When Andrea McArdle sings “If He Walked Into My Life,” Jerry Herman’s ardent reflection from “Mame,” it appears as if an imaginary proscenium arch surrounds the singer on the tiny stage of the intimate Metropolitan Room. It is a fervent musical statement, and the vivacious redhead turns it into a theatrical anthem of the first order.
McArdle, of course, made her mark as the original “Annie” at age 13 and lost winning the Tony to her co-star Dorothy Loudon, who appeared as Miss Hannigan, the tipsy keeper of an orphanage. “Loudon was a comic genius who didn’t like kids,” noted McArdle, “but she liked me!” Now at 45 (and the mother of an 8-year-old), McArdle reprised “N.Y.C.” and “Tomorrow” from the Charles Strouse-Martin Charnin 1976 musical.

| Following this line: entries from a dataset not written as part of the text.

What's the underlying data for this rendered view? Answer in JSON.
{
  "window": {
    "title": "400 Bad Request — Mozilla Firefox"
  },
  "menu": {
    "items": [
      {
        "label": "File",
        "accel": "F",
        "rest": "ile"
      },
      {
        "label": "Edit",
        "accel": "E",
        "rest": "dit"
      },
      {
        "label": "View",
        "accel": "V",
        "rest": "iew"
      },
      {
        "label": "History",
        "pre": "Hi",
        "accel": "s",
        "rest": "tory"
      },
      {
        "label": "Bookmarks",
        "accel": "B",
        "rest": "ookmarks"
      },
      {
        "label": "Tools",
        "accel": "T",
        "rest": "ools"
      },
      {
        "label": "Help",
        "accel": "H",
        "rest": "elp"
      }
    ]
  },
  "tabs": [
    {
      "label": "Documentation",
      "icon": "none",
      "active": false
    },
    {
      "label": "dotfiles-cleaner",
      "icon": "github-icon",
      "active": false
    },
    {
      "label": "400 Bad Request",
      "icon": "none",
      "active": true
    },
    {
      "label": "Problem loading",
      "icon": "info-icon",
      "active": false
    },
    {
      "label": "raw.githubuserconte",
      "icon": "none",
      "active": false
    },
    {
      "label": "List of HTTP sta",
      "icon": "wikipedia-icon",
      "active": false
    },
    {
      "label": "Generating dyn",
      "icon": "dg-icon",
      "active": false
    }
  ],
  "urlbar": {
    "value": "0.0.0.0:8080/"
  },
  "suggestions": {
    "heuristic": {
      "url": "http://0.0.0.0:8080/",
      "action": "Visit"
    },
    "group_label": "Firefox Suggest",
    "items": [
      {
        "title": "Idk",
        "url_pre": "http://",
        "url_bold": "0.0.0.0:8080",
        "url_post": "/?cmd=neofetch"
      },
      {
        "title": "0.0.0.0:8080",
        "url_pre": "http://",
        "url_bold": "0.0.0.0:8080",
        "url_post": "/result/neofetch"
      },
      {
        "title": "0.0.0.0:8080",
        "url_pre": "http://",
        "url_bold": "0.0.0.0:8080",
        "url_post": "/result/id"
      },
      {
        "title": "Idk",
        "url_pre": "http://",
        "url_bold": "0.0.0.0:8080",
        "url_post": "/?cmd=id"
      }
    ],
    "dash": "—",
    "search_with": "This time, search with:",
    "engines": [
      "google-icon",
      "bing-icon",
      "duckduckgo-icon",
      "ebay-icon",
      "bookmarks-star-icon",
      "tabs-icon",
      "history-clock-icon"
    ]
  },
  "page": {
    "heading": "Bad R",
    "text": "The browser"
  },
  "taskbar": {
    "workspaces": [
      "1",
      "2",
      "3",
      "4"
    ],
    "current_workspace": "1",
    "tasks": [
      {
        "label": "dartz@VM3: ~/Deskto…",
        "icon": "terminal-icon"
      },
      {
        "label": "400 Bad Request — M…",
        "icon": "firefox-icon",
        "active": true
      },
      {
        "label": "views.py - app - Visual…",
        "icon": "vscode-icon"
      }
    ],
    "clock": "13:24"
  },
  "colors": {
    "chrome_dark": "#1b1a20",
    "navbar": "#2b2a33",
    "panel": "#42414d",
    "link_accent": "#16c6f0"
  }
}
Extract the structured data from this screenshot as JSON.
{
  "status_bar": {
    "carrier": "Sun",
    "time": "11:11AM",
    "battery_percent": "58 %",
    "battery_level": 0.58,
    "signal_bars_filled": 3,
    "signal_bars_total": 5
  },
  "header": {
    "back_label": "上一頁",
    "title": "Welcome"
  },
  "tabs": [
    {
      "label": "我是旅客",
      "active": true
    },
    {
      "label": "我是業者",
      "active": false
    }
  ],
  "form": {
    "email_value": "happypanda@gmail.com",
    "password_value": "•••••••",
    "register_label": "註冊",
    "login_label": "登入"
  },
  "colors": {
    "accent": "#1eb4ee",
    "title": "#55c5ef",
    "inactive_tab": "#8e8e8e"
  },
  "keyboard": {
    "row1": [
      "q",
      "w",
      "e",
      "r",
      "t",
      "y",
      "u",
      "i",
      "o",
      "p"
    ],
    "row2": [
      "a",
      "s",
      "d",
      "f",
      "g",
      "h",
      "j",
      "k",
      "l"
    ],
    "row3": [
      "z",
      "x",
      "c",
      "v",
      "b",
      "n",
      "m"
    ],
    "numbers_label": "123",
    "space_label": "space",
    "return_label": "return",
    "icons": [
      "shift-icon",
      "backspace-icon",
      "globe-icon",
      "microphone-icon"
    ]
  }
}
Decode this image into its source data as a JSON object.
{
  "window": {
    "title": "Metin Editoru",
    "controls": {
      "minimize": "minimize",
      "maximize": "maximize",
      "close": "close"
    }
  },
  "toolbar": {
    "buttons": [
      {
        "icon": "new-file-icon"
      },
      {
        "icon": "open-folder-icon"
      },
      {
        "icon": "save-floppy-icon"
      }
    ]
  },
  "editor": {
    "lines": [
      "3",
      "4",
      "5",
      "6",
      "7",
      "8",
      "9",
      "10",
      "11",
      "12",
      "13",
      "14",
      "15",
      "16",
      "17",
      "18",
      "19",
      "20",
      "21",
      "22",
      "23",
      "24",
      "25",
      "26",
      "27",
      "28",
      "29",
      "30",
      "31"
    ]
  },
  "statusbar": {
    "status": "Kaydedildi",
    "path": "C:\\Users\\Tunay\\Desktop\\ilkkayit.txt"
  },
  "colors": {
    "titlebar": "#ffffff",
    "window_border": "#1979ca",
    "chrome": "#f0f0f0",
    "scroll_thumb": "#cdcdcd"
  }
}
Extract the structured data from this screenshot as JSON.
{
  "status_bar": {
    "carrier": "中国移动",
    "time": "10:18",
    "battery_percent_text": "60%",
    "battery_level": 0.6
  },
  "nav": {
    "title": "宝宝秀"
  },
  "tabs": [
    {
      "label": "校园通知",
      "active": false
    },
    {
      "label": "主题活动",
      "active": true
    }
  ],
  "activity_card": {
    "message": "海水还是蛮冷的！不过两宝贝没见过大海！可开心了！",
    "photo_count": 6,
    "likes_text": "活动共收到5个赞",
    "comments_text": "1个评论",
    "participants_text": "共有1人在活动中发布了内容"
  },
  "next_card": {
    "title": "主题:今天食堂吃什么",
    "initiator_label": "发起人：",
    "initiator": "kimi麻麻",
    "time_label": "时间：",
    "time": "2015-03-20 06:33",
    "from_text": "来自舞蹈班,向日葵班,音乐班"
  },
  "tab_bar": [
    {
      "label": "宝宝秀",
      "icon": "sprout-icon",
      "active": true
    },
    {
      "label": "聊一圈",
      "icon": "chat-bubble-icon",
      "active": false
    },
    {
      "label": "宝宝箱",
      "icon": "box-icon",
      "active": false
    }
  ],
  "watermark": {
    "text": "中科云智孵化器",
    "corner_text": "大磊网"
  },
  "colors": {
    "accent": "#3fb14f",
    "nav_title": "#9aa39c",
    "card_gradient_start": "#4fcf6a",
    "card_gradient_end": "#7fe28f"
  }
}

“Tomorrow” still resonated with a sunny and soaring thrust, the McArdle pipes having blossomed from those of waif to woman with glossy resilience. There is an abundance of heart and humor in her hour. Auditioning for the dream role of Mama Rose in “Gypsy,” she sings a skillfully executed “Some People” with all the required flourish and zest.
A generous serving of Sondheim includes a tongue-twisting “Everybody Says Don’t” and a sultry “You Could Drive a Person Crazy.” “Over the Rainbow” serves as a plaintive benedictory and an emotionally valid statement for young and old.
Pianist and musical director Seth Rodetsky lends bold and flavorful support. Act would benefit, however, if his often intrusive and rushed spoken commentary were restrained.